One of the most critical aspects of payroll management is ensuring compliance with Superannuation Guarantee obligations. This involves making regular superannuation contributions on behalf of your employees and ensuring that these contributions are made on time and to the correct superannuation fund.

As a CEO, it is your responsibility to ensure that your business meets it’s superannuation obligations. Failure to meet these obligations can result in significant risks and penalties.

These risks include:

  • Australian Taxation Office (ATO) Audit: No one wants to be audited by the ATO! Employers who are not compliant may be subject to an ATO audit. This can result in considerable time and resources being diverted from your business to respond to the audit and rectify any non-compliance issues. These audits may also reveal other non-compliance issues that you will need to promptly address.
  • Penalties and Interest Charges: Employers who fail to meet their quarterly superannuation obligations on time are subject to penalties and interest charges from the ATO. Basically, if you do not pay an employee’s minimum superannuation guarantee amount on time and to the right fund, you must pay the superannuation guarantee charge (SGC). You must also lodge an SGC statement to the ATO. Overall, the penalties can be significant, with a penalty being much more that the amount of the unpaid superannuation guarantee, as high interest charges and fees are also applied and it is not tax deductible. You can read more about this charge on the ATO website.
  • Legal Action: Employees who feel that their employer has not met their superannuation obligations can take legal action against them. This can result in significant legal costs and damage to the employer’s reputation. The ATO also prioritise the collection of SGC debts so may take stronger action which can include additional penalties.
  • Employee Disengagement: Failure to meet your superannuation guarantee obligations can result in employee disengagement and lower morale. Employees who feel that their employer is not meeting their obligations may become less committed to their work, resulting in lower productivity and increased staff turnover.

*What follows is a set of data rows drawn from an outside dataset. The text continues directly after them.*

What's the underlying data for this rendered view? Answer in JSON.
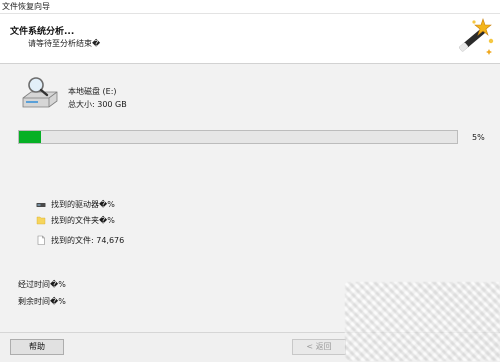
{
  "window": {
    "title": "文件恢复向导"
  },
  "header": {
    "title": "文件系统分析...",
    "subtitle": "请等待至分析结束�"
  },
  "drive": {
    "name": "本地磁盘 (E:)",
    "size_text": "总大小: 300 GB"
  },
  "progress": {
    "percent": 5,
    "label": "5%"
  },
  "stats": [
    {
      "icon": "drive-small-icon",
      "label": "找到的驱动器�%"
    },
    {
      "icon": "folder-icon",
      "label": "找到的文件夹�%"
    },
    {
      "icon": "file-icon",
      "label": "找到的文件: 74,676"
    }
  ],
  "time": {
    "elapsed": "经过时间�%",
    "remaining": "剩余时间�%"
  },
  "buttons": {
    "help": "帮助",
    "back": "< 返回"
  },
  "colors": {
    "progress_fill": "#06b025",
    "panel_bg": "#f2f2f2"
  }
}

Here are four tips to help you ensure compliance with regards to your superannuation obligations:

  1. Keep accurate payroll records: It is essential to keep accurate records of your employees’ superannuation contributions and ensure that they are correctly calculated and paid.
  2. Stay up to date with changes in legislation: Superannuation laws and regulations are subject to change, so it is important to stay up to date with any changes that may affect your superannuation obligations. This can help you to ensure that you are meeting your obligations correctly and avoid any penalties or risks associated with non-compliance.
  3. Use reliable payroll software: Using reliable payroll software can help to streamline your payroll processes and ensure compliance. Make sure that your software is up to date and can handle the complexities of superannuation calculations and payments.
  4. Seek professional advice: If you are unsure about your superannuation obligations or have questions about how to meet them correctly, seek professional advice. This can help you reduce risks or penalties associated with non-compliance.

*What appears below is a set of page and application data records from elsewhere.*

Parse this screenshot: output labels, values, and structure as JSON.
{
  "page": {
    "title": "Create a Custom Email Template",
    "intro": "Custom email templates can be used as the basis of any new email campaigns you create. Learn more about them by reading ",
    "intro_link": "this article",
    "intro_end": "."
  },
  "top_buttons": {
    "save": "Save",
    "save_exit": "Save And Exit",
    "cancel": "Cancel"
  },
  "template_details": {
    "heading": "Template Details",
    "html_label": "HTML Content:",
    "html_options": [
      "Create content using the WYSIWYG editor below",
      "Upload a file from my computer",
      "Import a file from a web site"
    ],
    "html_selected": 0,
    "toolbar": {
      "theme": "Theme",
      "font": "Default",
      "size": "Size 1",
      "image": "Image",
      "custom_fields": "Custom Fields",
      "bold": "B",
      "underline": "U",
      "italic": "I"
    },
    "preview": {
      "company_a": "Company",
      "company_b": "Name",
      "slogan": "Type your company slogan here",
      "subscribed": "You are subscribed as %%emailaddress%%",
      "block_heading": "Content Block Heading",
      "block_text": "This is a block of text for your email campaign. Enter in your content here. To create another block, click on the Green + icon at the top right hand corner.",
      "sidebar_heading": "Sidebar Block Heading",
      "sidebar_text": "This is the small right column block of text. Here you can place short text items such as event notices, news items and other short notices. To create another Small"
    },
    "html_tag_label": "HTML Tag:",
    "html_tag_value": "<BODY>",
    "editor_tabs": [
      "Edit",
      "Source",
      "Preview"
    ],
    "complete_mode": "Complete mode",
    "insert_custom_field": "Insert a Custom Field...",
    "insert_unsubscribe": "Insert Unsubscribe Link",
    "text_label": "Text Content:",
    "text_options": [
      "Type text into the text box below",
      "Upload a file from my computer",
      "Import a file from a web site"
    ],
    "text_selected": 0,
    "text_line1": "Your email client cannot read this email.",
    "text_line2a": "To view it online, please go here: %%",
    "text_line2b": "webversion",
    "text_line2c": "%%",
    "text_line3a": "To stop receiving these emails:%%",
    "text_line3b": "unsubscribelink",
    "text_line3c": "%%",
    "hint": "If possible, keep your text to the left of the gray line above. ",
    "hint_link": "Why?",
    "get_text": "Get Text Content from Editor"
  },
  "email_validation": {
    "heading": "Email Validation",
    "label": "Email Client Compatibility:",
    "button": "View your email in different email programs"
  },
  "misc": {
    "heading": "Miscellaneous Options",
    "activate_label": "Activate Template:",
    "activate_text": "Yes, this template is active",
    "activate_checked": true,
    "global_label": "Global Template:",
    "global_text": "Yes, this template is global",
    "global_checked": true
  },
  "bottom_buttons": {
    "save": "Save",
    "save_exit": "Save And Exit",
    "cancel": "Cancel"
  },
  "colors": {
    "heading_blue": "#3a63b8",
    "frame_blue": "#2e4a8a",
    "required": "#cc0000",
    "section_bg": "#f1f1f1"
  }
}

Don’t get caught out! Failure to comply with the Superannuation Guarantee can have severe and costly consequences to your organisation.

At Payroll Experts Australia, we offer a Payroll Processing Audit designed to help businesses identify potential areas of risk in their payroll processing systems. Our team will review your current payroll processes and provide recommendations on how to improve internal controls and increase compliance with current laws and regulations.

Businesses can email or call 1300 287 213 for free first-step advice on how to ensure your payroll processes can safeguard your payroll compliance. Follow us on LinkedIn or sign up here to receive our articles direct to your email inbox.